Copy out the full listing exactly, omitting any picture it contains.
───── EXTRACTED INFORMATION ─────
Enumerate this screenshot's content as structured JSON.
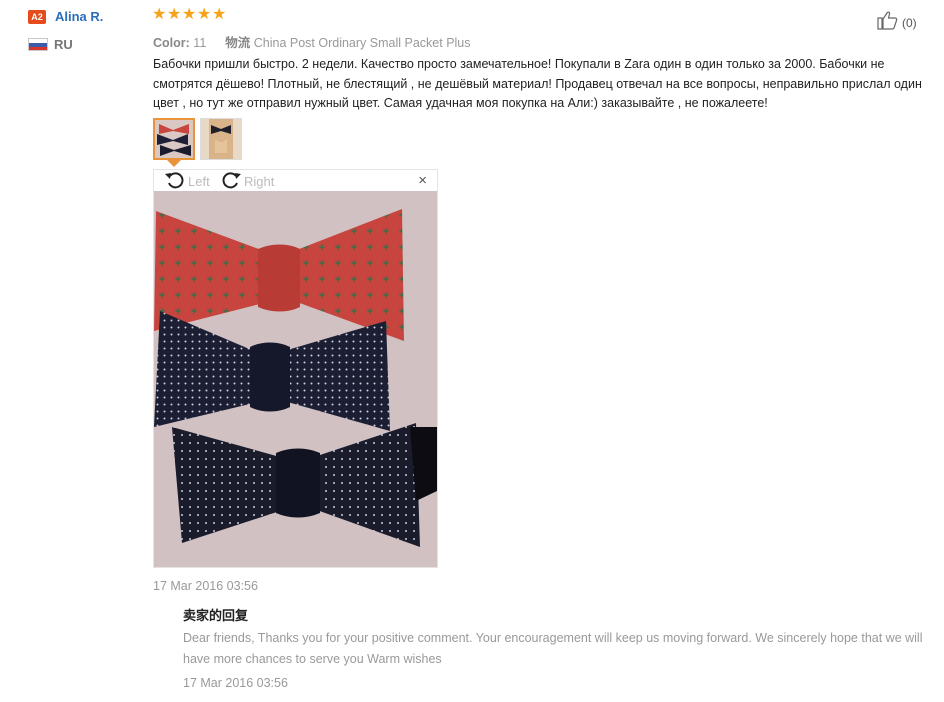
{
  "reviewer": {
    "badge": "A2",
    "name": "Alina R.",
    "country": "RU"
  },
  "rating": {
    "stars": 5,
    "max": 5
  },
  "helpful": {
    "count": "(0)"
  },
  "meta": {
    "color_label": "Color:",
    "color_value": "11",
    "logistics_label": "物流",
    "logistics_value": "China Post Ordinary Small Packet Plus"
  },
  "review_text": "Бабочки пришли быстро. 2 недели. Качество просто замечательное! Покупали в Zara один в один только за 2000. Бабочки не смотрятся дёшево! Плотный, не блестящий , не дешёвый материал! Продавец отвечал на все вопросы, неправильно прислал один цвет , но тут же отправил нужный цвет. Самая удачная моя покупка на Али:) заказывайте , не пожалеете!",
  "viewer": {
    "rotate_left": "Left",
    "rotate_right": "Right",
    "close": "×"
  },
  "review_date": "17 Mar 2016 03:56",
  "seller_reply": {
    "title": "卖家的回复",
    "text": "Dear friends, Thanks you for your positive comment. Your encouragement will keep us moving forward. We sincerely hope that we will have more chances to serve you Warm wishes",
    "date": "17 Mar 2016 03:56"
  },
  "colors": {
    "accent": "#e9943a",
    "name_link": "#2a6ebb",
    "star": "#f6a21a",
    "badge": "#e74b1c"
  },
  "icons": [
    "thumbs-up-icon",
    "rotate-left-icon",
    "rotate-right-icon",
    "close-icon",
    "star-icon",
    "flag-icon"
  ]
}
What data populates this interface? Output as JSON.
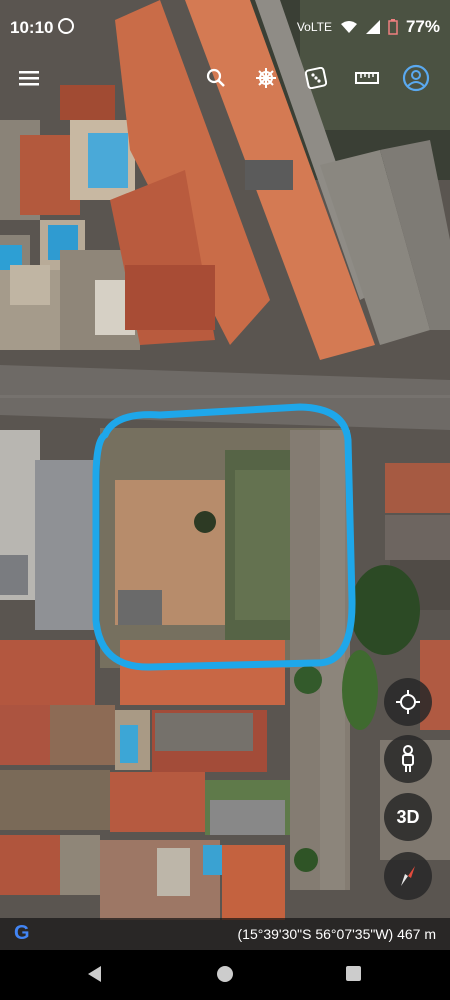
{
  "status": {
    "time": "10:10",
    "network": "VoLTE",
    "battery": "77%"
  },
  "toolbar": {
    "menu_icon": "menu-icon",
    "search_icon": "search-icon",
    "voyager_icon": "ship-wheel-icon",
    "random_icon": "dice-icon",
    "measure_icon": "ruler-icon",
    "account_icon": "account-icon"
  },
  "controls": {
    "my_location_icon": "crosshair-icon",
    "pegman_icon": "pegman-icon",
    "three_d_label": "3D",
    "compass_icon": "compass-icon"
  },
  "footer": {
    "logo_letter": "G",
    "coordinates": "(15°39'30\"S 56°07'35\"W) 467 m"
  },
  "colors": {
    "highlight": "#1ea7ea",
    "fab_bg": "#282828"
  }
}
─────
ANSWER:
Enumerate this screenshot's content as structured JSON.
{
  "reviewer": {
    "badge": "A2",
    "name": "Alina R.",
    "country": "RU"
  },
  "rating": {
    "stars": 5,
    "max": 5
  },
  "helpful": {
    "count": "(0)"
  },
  "meta": {
    "color_label": "Color:",
    "color_value": "11",
    "logistics_label": "物流",
    "logistics_value": "China Post Ordinary Small Packet Plus"
  },
  "review_text": "Бабочки пришли быстро. 2 недели. Качество просто замечательное! Покупали в Zara один в один только за 2000. Бабочки не смотрятся дёшево! Плотный, не блестящий , не дешёвый материал! Продавец отвечал на все вопросы, неправильно прислал один цвет , но тут же отправил нужный цвет. Самая удачная моя покупка на Али:) заказывайте , не пожалеете!",
  "viewer": {
    "rotate_left": "Left",
    "rotate_right": "Right",
    "close": "×"
  },
  "review_date": "17 Mar 2016 03:56",
  "seller_reply": {
    "title": "卖家的回复",
    "text": "Dear friends, Thanks you for your positive comment. Your encouragement will keep us moving forward. We sincerely hope that we will have more chances to serve you Warm wishes",
    "date": "17 Mar 2016 03:56"
  },
  "colors": {
    "accent": "#e9943a",
    "name_link": "#2a6ebb",
    "star": "#f6a21a",
    "badge": "#e74b1c"
  },
  "icons": [
    "thumbs-up-icon",
    "rotate-left-icon",
    "rotate-right-icon",
    "close-icon",
    "star-icon",
    "flag-icon"
  ]
}
What data populates this interface? Output as JSON.
{
  "status": {
    "time": "10:10",
    "network": "VoLTE",
    "battery": "77%"
  },
  "toolbar": {
    "menu_icon": "menu-icon",
    "search_icon": "search-icon",
    "voyager_icon": "ship-wheel-icon",
    "random_icon": "dice-icon",
    "measure_icon": "ruler-icon",
    "account_icon": "account-icon"
  },
  "controls": {
    "my_location_icon": "crosshair-icon",
    "pegman_icon": "pegman-icon",
    "three_d_label": "3D",
    "compass_icon": "compass-icon"
  },
  "footer": {
    "logo_letter": "G",
    "coordinates": "(15°39'30\"S 56°07'35\"W) 467 m"
  },
  "colors": {
    "highlight": "#1ea7ea",
    "fab_bg": "#282828"
  }
}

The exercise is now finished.